Easy land acquisition norms are a must for improving the business environment and the states have to find a way for this to promote growth
It is hardly surprising that the Congress party after blocking the NDA’s Land Bill diluting the consent and social impact clauses of the 2013 Land Acquisition Act, is now trying to stall similar changes by the states in their laws. But, this may be a futile exercise by the party as the changes, if supported by the Centre, and in this case it is a given, are almost guaranteed to get through with the President’s assent, as has been the case in Rajasthan’s labour law modifications.
In fact, Rajasthan has also taken the lead in this process by already introducing the changes in its land acquisition law on the lines of the central NDA Bill in the assembly and the select committee of the assembly has also given its go ahead with minor modifications such as hiking the compensation for farmers. While it is expected that the state will soon get the Bill cleared in the assembly, it has also decided to attune the existing rules as per the NDA Bill through administrative measures as a first step in this direction.
It is true that it is on the President to give his assent to a state legislation under Article 254(2) of the Constitution in areas falling under the concurrent list, and the Congress party would urge him not to do that in the case of land acquisition act changes arguing that they would be against the basic tenets of the current Central Act, it is unlikely to yield much.
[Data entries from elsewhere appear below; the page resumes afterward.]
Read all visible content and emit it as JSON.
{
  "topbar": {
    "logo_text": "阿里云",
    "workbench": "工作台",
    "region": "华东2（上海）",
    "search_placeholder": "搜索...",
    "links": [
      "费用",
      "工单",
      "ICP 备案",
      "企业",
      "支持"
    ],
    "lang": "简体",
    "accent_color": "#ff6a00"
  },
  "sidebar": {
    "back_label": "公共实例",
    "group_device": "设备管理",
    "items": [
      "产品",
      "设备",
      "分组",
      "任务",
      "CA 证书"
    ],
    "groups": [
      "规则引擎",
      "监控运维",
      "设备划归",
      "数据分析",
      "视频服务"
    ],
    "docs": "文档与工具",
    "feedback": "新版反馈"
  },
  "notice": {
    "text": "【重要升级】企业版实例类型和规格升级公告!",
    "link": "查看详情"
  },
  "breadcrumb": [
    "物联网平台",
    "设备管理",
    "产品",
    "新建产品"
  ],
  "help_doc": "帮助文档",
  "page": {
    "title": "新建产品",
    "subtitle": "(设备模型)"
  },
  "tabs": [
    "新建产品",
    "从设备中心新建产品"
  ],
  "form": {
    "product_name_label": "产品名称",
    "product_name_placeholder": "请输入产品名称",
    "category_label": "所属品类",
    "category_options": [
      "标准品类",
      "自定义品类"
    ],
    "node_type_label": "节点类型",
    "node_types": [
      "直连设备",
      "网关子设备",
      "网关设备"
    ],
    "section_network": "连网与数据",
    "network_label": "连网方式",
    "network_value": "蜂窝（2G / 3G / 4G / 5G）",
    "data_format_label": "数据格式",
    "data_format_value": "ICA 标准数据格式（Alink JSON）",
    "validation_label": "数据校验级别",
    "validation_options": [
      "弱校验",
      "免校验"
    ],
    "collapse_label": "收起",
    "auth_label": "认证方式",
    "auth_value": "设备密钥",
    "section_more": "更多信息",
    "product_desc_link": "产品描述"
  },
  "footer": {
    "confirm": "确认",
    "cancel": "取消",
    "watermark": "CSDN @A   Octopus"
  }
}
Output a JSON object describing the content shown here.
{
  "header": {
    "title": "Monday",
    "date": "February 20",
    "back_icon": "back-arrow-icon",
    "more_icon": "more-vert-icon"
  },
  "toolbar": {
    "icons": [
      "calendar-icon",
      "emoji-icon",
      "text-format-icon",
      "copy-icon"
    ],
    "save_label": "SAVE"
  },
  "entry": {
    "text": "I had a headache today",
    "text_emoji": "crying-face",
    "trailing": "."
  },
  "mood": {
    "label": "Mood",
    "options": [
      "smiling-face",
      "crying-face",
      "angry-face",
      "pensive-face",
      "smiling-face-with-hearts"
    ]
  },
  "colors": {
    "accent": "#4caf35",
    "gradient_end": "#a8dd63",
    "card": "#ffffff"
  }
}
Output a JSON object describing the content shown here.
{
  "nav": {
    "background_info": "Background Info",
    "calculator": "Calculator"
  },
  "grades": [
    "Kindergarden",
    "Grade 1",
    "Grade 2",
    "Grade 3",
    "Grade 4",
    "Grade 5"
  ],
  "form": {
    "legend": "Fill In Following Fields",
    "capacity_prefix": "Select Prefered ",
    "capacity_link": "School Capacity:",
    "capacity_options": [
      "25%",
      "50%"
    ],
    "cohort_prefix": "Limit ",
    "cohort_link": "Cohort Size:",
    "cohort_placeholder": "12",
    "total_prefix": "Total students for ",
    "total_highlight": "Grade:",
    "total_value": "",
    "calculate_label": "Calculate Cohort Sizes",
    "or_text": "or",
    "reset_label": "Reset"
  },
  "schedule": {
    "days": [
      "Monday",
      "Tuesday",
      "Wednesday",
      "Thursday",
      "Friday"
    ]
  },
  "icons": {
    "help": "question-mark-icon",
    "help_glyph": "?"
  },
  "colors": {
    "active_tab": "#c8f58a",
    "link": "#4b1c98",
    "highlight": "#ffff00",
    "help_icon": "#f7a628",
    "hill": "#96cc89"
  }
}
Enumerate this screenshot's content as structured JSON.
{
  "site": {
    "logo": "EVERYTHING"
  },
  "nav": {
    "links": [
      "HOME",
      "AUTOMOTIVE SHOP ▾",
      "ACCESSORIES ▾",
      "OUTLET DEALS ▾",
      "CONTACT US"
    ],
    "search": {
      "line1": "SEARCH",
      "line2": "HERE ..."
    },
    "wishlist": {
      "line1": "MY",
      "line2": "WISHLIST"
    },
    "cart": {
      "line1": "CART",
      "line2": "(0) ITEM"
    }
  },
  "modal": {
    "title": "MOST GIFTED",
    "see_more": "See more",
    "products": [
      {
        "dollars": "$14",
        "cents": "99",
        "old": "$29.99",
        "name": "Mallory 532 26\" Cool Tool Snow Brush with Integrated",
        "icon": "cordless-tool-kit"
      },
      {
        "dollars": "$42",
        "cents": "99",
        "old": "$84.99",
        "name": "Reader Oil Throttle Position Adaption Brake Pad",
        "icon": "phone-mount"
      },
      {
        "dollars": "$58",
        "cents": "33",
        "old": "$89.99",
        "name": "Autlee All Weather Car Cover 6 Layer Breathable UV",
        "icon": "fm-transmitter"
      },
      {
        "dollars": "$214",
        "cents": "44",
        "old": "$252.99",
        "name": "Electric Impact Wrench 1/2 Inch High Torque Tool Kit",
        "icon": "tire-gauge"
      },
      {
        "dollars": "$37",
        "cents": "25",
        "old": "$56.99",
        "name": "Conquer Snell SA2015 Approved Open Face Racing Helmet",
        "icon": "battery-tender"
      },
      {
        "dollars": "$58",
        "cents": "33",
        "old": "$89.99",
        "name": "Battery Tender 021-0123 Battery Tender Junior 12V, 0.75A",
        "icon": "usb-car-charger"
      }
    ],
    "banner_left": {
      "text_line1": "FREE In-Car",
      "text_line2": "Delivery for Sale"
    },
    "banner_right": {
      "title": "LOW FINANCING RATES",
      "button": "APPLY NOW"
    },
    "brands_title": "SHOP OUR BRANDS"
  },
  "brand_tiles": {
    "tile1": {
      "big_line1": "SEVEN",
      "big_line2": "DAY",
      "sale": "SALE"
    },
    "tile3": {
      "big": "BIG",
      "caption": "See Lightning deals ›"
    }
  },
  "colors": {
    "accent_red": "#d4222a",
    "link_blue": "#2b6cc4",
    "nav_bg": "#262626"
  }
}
With the BJP backtracking on the dilution of the 2013 Act in the joint parliamentary committee, which is now slated to submit its report in the winter session, the NDA government might just focus now on the BJP-ruled states getting their laws modified as per the norms prescribed in the Ordinance promulgated by the Centre — which, it should have done earlier sensing the opposition unity on the issue.
Senior Congress leader Jairam Ramesh calls it bypassing the Central Act, but if the states have to improve their business improvement, they have to remove hurdles in getting land and labour besides procedural simplifications. The reality is that states, the non-NDA ones too, have understood this and are moving in this direction, even if they are not making it as explicit as the BJP-ruled states like Rajasthan and Madhya Pradesh.
NITI Aayog member Bibek Debroy in his column in The Financial Express today has pointed out that even a state like West Bengal is making its labour law business-friendly. There is no doubt that the states are increasingly understanding the need for attuning their laws according to the needs of the business to promote growth as it is being seen election after election that people have started preferring improvement in their living standard over mere politics when it comes to voting for a party.